| The stakes are at staggered positions.
The thousand-year-old stakes found in a Cao Quy rice field in Lien Khe commune, Thuy Nguyen district, have prompted new theories about Vietnam’s great victory against the Mongols’ invasion.
27 stakes dating back to the 13th century and 24 ironwood poles have been excavated. The poles are different sizes, staggered positions, and have mortises for attaching ropes.
The rice field is in a filled-up river bed at the junction of the Da Bac and Gia river that leads to the estuary of the Bach Dang river. Scientists have assumed that the Cao Quy stake ground was part of the Bach Dang battlefield the third time the Tran dynasty fought the Mongol invaders. General Tran Hung Dao inspected and selected Cao Quy as a venue for training his soldiers and setting up the stakes.
The troops enticed the enemies to follow the Da Bac river to the Bach Dang river and get trapped at Cao Quy. Their boats were punctured by the underwater stakes and sank.
Doctor Le Thi Lien of the Vietnam Institute of Archaeology, said: “The battle involved both soldiers and civilian, under the wise leadership of General Tran Hung Dao. Near the end of the battle, when the tide was low, the stakes emerged. The Mongols’ boats get stuck and tried to land. They got bogged down in the mud and were burned by Vietnamese guerrillas.”
The discovery of the Cao Quy stake ground confirms that Hai Phong was a major battlefield of the Bach Dang campaign, a really large resistance with which involved a series of battles in several locations. It once was thought that the fighting occurred only in Quang Ninh province.
Professor Doctor Vu Minh Giang, Vice President of the National Heritage Council, told VOV “The stake ground is located near the Da Bac river.

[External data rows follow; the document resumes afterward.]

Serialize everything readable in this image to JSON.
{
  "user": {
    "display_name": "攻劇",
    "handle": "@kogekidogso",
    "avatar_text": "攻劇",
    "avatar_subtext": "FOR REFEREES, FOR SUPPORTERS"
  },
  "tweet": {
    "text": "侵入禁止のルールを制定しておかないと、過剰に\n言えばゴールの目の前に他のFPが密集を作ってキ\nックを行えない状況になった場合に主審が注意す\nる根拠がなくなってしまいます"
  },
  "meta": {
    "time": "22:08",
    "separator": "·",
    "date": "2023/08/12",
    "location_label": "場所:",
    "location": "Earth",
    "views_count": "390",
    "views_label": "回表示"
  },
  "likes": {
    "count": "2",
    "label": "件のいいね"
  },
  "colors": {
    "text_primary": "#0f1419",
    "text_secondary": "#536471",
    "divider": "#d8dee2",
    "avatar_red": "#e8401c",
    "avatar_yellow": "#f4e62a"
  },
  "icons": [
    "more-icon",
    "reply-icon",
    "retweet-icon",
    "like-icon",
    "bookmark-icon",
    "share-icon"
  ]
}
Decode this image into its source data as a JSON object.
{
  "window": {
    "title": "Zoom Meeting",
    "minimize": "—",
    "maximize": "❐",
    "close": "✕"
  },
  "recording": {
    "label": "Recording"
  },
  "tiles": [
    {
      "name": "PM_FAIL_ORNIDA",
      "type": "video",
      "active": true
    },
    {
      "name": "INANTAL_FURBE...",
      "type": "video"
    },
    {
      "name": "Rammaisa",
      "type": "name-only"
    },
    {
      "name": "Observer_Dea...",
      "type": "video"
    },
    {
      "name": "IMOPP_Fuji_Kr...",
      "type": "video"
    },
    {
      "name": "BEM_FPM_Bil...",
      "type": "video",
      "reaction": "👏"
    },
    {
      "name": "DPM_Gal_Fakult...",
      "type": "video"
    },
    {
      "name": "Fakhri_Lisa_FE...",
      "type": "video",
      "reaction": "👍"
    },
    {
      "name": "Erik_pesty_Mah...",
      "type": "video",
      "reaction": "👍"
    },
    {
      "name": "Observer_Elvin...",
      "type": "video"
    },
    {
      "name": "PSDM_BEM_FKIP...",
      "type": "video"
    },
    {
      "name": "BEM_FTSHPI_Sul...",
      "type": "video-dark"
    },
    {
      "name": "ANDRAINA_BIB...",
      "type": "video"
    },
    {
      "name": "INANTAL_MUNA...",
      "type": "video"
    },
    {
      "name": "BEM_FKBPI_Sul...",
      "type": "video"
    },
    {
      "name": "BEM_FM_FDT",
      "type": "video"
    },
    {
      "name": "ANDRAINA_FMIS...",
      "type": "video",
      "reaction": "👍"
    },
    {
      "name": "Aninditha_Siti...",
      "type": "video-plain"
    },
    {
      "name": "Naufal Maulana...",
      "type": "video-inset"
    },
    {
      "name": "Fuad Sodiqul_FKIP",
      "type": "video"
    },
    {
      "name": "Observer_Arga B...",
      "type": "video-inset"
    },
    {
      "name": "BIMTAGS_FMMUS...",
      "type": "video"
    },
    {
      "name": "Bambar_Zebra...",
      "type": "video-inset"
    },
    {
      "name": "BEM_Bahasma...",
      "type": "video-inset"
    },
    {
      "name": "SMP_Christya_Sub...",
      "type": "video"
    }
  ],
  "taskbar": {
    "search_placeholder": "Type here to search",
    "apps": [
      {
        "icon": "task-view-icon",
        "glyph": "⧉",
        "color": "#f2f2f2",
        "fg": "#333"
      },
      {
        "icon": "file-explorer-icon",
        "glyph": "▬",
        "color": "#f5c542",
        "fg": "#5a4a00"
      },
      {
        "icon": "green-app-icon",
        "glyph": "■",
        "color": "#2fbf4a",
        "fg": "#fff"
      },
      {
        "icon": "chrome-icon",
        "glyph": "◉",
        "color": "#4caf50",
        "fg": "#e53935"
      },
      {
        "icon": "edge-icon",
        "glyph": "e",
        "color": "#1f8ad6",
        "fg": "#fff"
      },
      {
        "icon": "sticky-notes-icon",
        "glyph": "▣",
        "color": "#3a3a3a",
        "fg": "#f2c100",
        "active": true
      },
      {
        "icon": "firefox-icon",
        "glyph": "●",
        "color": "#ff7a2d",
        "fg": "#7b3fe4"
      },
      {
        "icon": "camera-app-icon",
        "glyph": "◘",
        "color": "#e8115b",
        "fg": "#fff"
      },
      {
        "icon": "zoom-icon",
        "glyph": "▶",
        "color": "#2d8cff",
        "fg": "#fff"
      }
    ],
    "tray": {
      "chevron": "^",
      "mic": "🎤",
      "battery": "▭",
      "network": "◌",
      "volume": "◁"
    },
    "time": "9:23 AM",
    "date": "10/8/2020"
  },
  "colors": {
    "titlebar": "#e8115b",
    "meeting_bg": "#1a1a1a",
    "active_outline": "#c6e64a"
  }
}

Previous historical research showed that the civilians and soldiers of the Tran dynasty wanted to keep the enemies in the Da Bac river, giving them no chance to escape to the Gia river. A battle took place at the river junction. Our assumption has been proven to be true by the discovery of the Cao Quy stake ground.”
|Cao Quy field where the stakes were found is at the junction of the Da Bac and Gia river.
Hai Phong city is working on measures to protect the Cao Quy stake ground and recreate the Bach Dang battle.
Le Van Thanh, General Secretary of the Hai Phong’s Party Committee, told VOV “Under the guidance of the People’s Committee, Hai Phong City’s Department of Culture and Sports is preparing to recognize the Cao Quy stake ground as a special national relic. Authorities continue to collaborate with the Vietnam Institute of Archeology to inspect a large area from Cao Quy along the Da Bac river to the Bach Dang river to plan the promotion and preservation of the Cao Quy stake ground and other relics in the area.”
The victory in 1288 crushed the Mongols' ambition to conquer all of Southeast Asia and is remembered as one of Vietnam's greatest military victories.